Studio Ghibli has been producing hit animations for nearly 30 years and through Hayao Miyazaki has created some modern classics, most notably 2001’s Spirited Away. While Miyazaki is at the heart of much of its output, he only occasionally turns his hand to feature length animations such as 2008s Ponyo.
A vibrant and colourful story, Ponyo is the tale of a fish princess who longs to be human but is kept constrained under the sea by her overbearing once-human wizard father. After one day escaping her home she is caught up in the net of a dredging vessel and dragged toward the shore. After becoming stuck in a bottle, she manages to escape the net but washes up ashore trapped. Luckily the first person to find her is Sousuke, a friendly five year old boy who lives with his mother in a makeshift lighthouse on a rocky peninsula.
Sousuke carries Ponyo around in a bucket of water and learns that she can speak, however before he learns much more her father rises from the deep and takes her back. Ponyo promptly escapes again during a mighty storm but this time with the ability to evolve into a little human girl. With Sousuke and his mother racing home, their car being batter by the angry sea, Ponyo rides the giant waves alongside and turns up outside their house just after they arrive home.
With Sousuke’s mother concerned for the welfare of the residents of the old people’s home where she works, she leaves Sousuke and Ponyo that night and sets off to check on them. By morning when the two children awaken the house is completely cut off by the rising sea waters.
Using Ponyo’s magic, one of Sousuke’s toy boats is made large enough for them to sail it across the flood waters to try and locate Sousuke’s mother. Along the way we learn that due to Ponyo’s emergence as a human girl, the moon is being pulled toward the earth which is why the waters keep rising. If this is not stopped, the world will end but for some utterly unfathomable reason, provided Sousuke genuinely loves Ponyo, all will be well. And herein lies the problem¦¦
While Ponyo is clearly a well crafted animation, it is such a bizarre story that it is actually quite frustrating. There are so many times when you would think that one of the characters would stop and ask “why?” just once but instead, everything that they see and hear is accepted as if it is a run of the mill, every day occurrence.

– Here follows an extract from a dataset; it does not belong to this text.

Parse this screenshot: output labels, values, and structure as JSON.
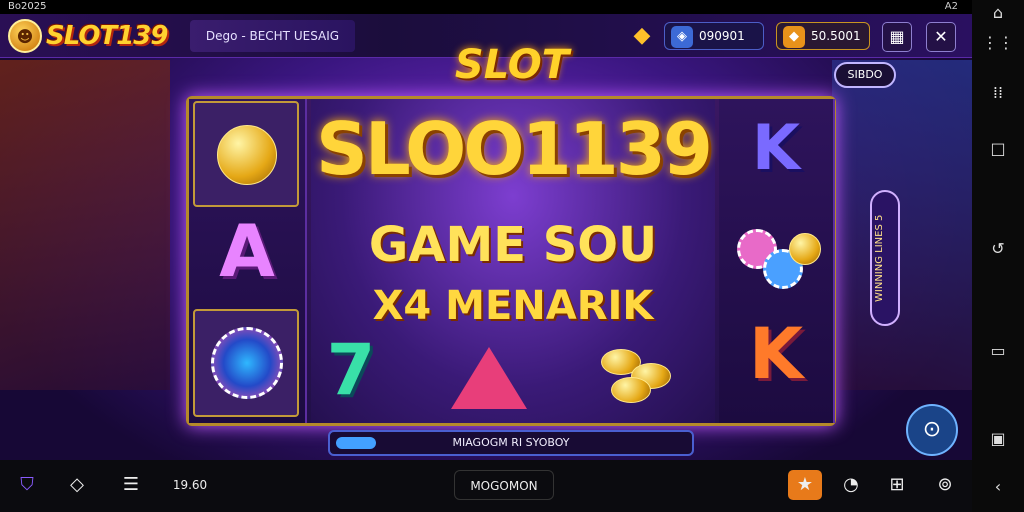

Even overlooking this (as you must do) there are a number of periods of the film where it is all a bit flat and not enough is occurring. For all the stormy scenes and glorious underwater seascapes there are too many dead spots and also too many bizarre segues which add nothing but further frustration.
Beautifully realised, Ponyo is clearly a labour of love but the overt weirdness and sporadically paced story are at odds with the visuals that bombard the viewer. Both good and bad, this sits somewhere in the mid table of the animation league but for a Studio Ghibli film is a disappointment.